USA Baseball has experienced more success when it fields teams of players before they become rock stars. The U.S. won gold in 2000 in the Sydney Olympics with a club of future big leaguers, led by Ben Sheets, won in Cuba in ’06 with key contributors such as Kevin Slowey (Twins) and Michael Bourn (Astros), and won bronze in 2008 in Beijing with a team that included Brett Anderson (Athletics), Dexter Fowler (Rockies) and Stephen Strasburg, the 2009 draft’s No. 1 overall pick. America’s big leaguers, meanwhile, have failed to medal in two WBC’s.
Smoak has emerged as the team’s star, with nine home runs to set a USA Baseball record. The switch-hitter out of South Carolina was a high school teammate of Orioles rookie catcher Matt Wieters and is on track to fulfill the athlete development model that USA Baseball dreams of. He played for the college national team in 2007, is on the team now as a minor leaguer and seems destined to suit up in a WBC down the line.
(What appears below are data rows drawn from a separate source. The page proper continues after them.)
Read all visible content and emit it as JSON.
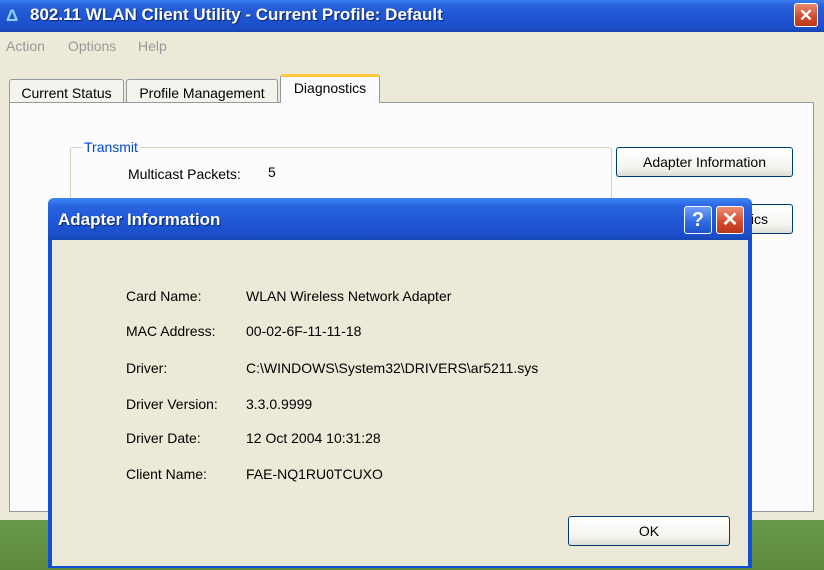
{
  "window": {
    "title": "802.11 WLAN Client Utility - Current Profile: Default",
    "icon": "wireless-a-icon",
    "close_glyph": "✕"
  },
  "menu": {
    "items": [
      "Action",
      "Options",
      "Help"
    ]
  },
  "tabs": [
    {
      "label": "Current Status",
      "active": false
    },
    {
      "label": "Profile Management",
      "active": false
    },
    {
      "label": "Diagnostics",
      "active": true
    }
  ],
  "diagnostics": {
    "group_label": "Transmit",
    "multicast_label": "Multicast Packets:",
    "multicast_value": "5",
    "adapter_info_button": "Adapter Information",
    "partial_button_text": "ics"
  },
  "dialog": {
    "title": "Adapter Information",
    "help_glyph": "?",
    "close_glyph": "✕",
    "fields": [
      {
        "label": "Card Name:",
        "value": "WLAN Wireless Network Adapter"
      },
      {
        "label": "MAC Address:",
        "value": "00-02-6F-11-11-18"
      },
      {
        "label": "Driver:",
        "value": "C:\\WINDOWS\\System32\\DRIVERS\\ar5211.sys"
      },
      {
        "label": "Driver Version:",
        "value": "3.3.0.9999"
      },
      {
        "label": "Driver Date:",
        "value": "12 Oct 2004 10:31:28"
      },
      {
        "label": "Client Name:",
        "value": "FAE-NQ1RU0TCUXO"
      }
    ],
    "ok_label": "OK"
  },
  "colors": {
    "titlebar": "#1f55d2",
    "group_label": "#0046d5",
    "window_bg": "#ece9d8",
    "close_red": "#d1492a",
    "tab_highlight": "#ffc83c"
  }
}
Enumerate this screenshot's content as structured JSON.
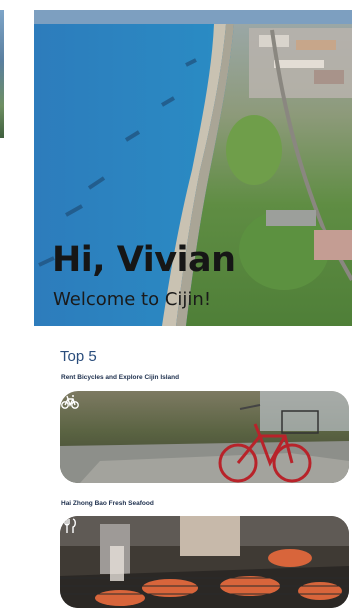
{
  "greeting": {
    "title": "Hi, Vivian",
    "subtitle": "Welcome to Cijin!"
  },
  "section": {
    "title": "Top 5"
  },
  "cards": [
    {
      "label": "Rent Bicycles and Explore Cijin Island",
      "icon": "bicycle-icon"
    },
    {
      "label": "Hai Zhong Bao Fresh Seafood",
      "icon": "utensils-icon"
    }
  ]
}
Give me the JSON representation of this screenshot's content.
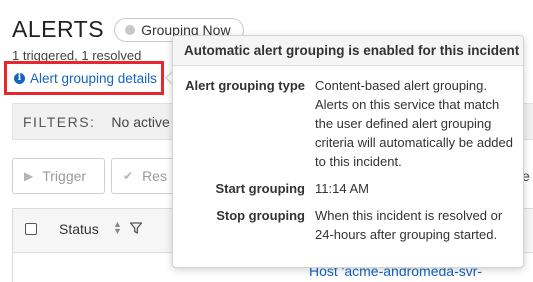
{
  "header": {
    "title": "ALERTS",
    "grouping_pill": "Grouping Now",
    "counts": "1 triggered, 1 resolved",
    "details_link": "Alert grouping details"
  },
  "filters": {
    "label": "FILTERS:",
    "value": "No active f"
  },
  "actions": {
    "trigger_label": "Trigger",
    "resolve_label": "Res",
    "right_fragment": "ze"
  },
  "table": {
    "status_header": "Status",
    "row_fragment": "Host 'acme-andromeda-svr-"
  },
  "popover": {
    "title": "Automatic alert grouping is enabled for this incident",
    "rows": [
      {
        "label": "Alert grouping type",
        "value": "Content-based alert grouping. Alerts on this service that match the user defined alert grouping criteria will automatically be added to this incident."
      },
      {
        "label": "Start grouping",
        "value": "11:14 AM"
      },
      {
        "label": "Stop grouping",
        "value": "When this incident is resolved or 24-hours after grouping started."
      }
    ]
  },
  "colors": {
    "link": "#1565c0",
    "highlight_border": "#e8262b",
    "pill_dot": "#c8c8c8"
  },
  "icons": {
    "info": "info-icon",
    "trigger": "play-icon",
    "resolve": "check-icon",
    "sort": "sort-icon",
    "filter": "filter-icon"
  }
}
“He’s really been carrying us,” Rodriguez said. “He’s shown great plate discipline and patience, and he knows what to do when he’s ahead (in the count). It’s not just home runs; it’s big hits, in clutch situations.
“These teams have been to our games and know they can’t pitch to him anymore. He’s the matchup they don’t want, so he’s not seeing many pitches anymore.”
Cuba’s five-tool center fielder, 23-year-old Alfredo Despaigne, has matched Smoak with nine home runs in the tournament. He’s part of the surprising reality of Cuban baseball’s present state: Contrary to its reputation, Cuba has plenty of hitting talent but not enough pitching.
The best Cubans in the big leaguers are all hitters, from shortstops Alexei Ramirez (White Sox) and Yunel Escobar (Braves) to Kendry Morales (Angels). Before he defected, Morales was a two-way star for Cuba, and he out-pitched current L.A. teammate Scott Kazmir in a 2001 junior tournament in Cuba. Kazmir struck out 15, but Morales homered off him and pitched a complete game (against a lineup featuring Delmon Young, Jeff Francoeur and B.J. Upton) in a 2-1 victory.
But Morales was destined to be a hitter, not a pitcher, and most of Cuba’s hyped pitchers have fallen short of expectations. Orlando “El Duque” Hernandez lived up to his billing, and his half-brother Livan Hernandez has had a long, durable career that peaked in 1997, when he was a rookie. But others, such as Danys Baez, Jose Contreras and Rolando Arrojo, have had short peaks and generally failed to dominate in the major leagues.
Sunday’s World Cup final will have plenty of future big leaguers—especially if the U.S. gets its rematch with Cuba—but little hype. If present big leaguers aren’t involved, American fans have proved they don’t really care. But American teams also have proved that the fewer big league players they have involved, the better.